TASK OBJECTIVE:
An unchanged copy of all the lines below is expected, and it should contain no pictures.

Website and app data records
·····

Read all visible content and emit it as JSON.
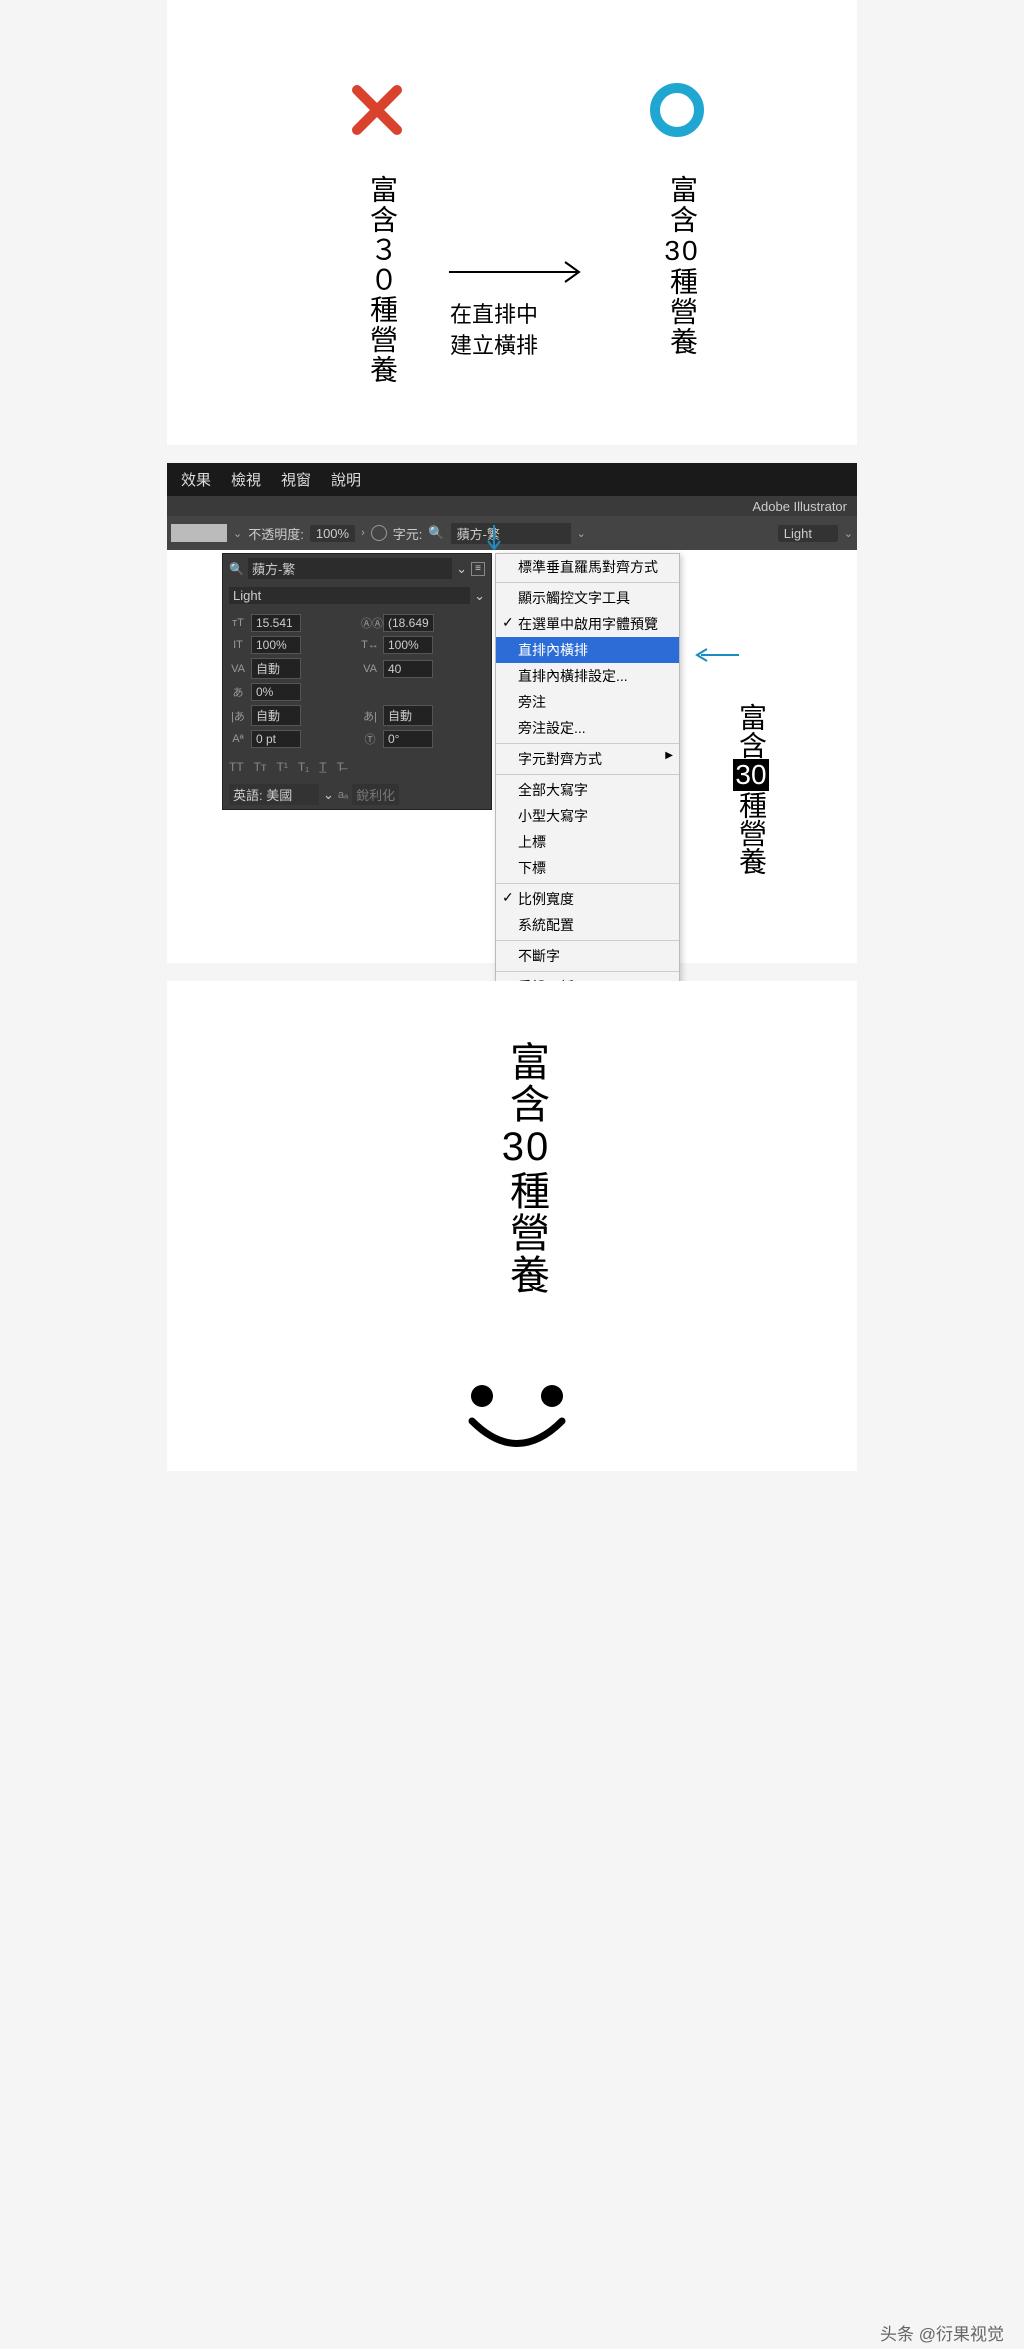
{
  "top": {
    "vertical_text": "富含３０種營養",
    "vertical_text_prefix": "富含",
    "vertical_text_num": "30",
    "vertical_text_suffix": "種營養",
    "caption_line1": "在直排中",
    "caption_line2": "建立橫排"
  },
  "menubar": {
    "items": [
      "效果",
      "檢視",
      "視窗",
      "說明"
    ]
  },
  "app_name": "Adobe Illustrator",
  "toolbar": {
    "opacity_label": "不透明度:",
    "opacity_value": "100%",
    "char_label": "字元:",
    "font_name": "蘋方-繁",
    "font_style": "Light"
  },
  "char_panel": {
    "search_prefix": "Q",
    "font_name": "蘋方-繁",
    "font_style": "Light",
    "size": "15.541",
    "leading": "(18.649",
    "vscale": "100%",
    "hscale": "100%",
    "kerning": "自動",
    "tracking": "40",
    "baseline": "0%",
    "tsume": "自動",
    "aki_left": "自動",
    "shift": "0 pt",
    "rotate": "0°",
    "lang_label": "英語: 美國",
    "aa_label": "銳利化"
  },
  "dropdown": {
    "items": [
      {
        "label": "標準垂直羅馬對齊方式",
        "sep_after": true
      },
      {
        "label": "顯示觸控文字工具"
      },
      {
        "label": "在選單中啟用字體預覽",
        "checked": true
      },
      {
        "label": "直排內橫排",
        "highlight": true
      },
      {
        "label": "直排內橫排設定..."
      },
      {
        "label": "旁注"
      },
      {
        "label": "旁注設定...",
        "sep_after": true
      },
      {
        "label": "字元對齊方式",
        "submenu": true,
        "sep_after": true
      },
      {
        "label": "全部大寫字"
      },
      {
        "label": "小型大寫字"
      },
      {
        "label": "上標"
      },
      {
        "label": "下標",
        "sep_after": true
      },
      {
        "label": "比例寬度",
        "checked": true
      },
      {
        "label": "系統配置",
        "sep_after": true
      },
      {
        "label": "不斷字",
        "sep_after": true
      },
      {
        "label": "重設面板"
      }
    ]
  },
  "sample": {
    "prefix": "富含",
    "num": "30",
    "suffix": "種營養"
  },
  "watermark": "头条 @衍果视觉"
}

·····

ANSWER BELOW:
Read all visible content and emit it as JSON.
{
  "top": {
    "vertical_text": "富含３０種營養",
    "vertical_text_prefix": "富含",
    "vertical_text_num": "30",
    "vertical_text_suffix": "種營養",
    "caption_line1": "在直排中",
    "caption_line2": "建立橫排"
  },
  "menubar": {
    "items": [
      "效果",
      "檢視",
      "視窗",
      "說明"
    ]
  },
  "app_name": "Adobe Illustrator",
  "toolbar": {
    "opacity_label": "不透明度:",
    "opacity_value": "100%",
    "char_label": "字元:",
    "font_name": "蘋方-繁",
    "font_style": "Light"
  },
  "char_panel": {
    "search_prefix": "Q",
    "font_name": "蘋方-繁",
    "font_style": "Light",
    "size": "15.541",
    "leading": "(18.649",
    "vscale": "100%",
    "hscale": "100%",
    "kerning": "自動",
    "tracking": "40",
    "baseline": "0%",
    "tsume": "自動",
    "aki_left": "自動",
    "shift": "0 pt",
    "rotate": "0°",
    "lang_label": "英語: 美國",
    "aa_label": "銳利化"
  },
  "dropdown": {
    "items": [
      {
        "label": "標準垂直羅馬對齊方式",
        "sep_after": true
      },
      {
        "label": "顯示觸控文字工具"
      },
      {
        "label": "在選單中啟用字體預覽",
        "checked": true
      },
      {
        "label": "直排內橫排",
        "highlight": true
      },
      {
        "label": "直排內橫排設定..."
      },
      {
        "label": "旁注"
      },
      {
        "label": "旁注設定...",
        "sep_after": true
      },
      {
        "label": "字元對齊方式",
        "submenu": true,
        "sep_after": true
      },
      {
        "label": "全部大寫字"
      },
      {
        "label": "小型大寫字"
      },
      {
        "label": "上標"
      },
      {
        "label": "下標",
        "sep_after": true
      },
      {
        "label": "比例寬度",
        "checked": true
      },
      {
        "label": "系統配置",
        "sep_after": true
      },
      {
        "label": "不斷字",
        "sep_after": true
      },
      {
        "label": "重設面板"
      }
    ]
  },
  "sample": {
    "prefix": "富含",
    "num": "30",
    "suffix": "種營養"
  },
  "watermark": "头条 @衍果视觉"
}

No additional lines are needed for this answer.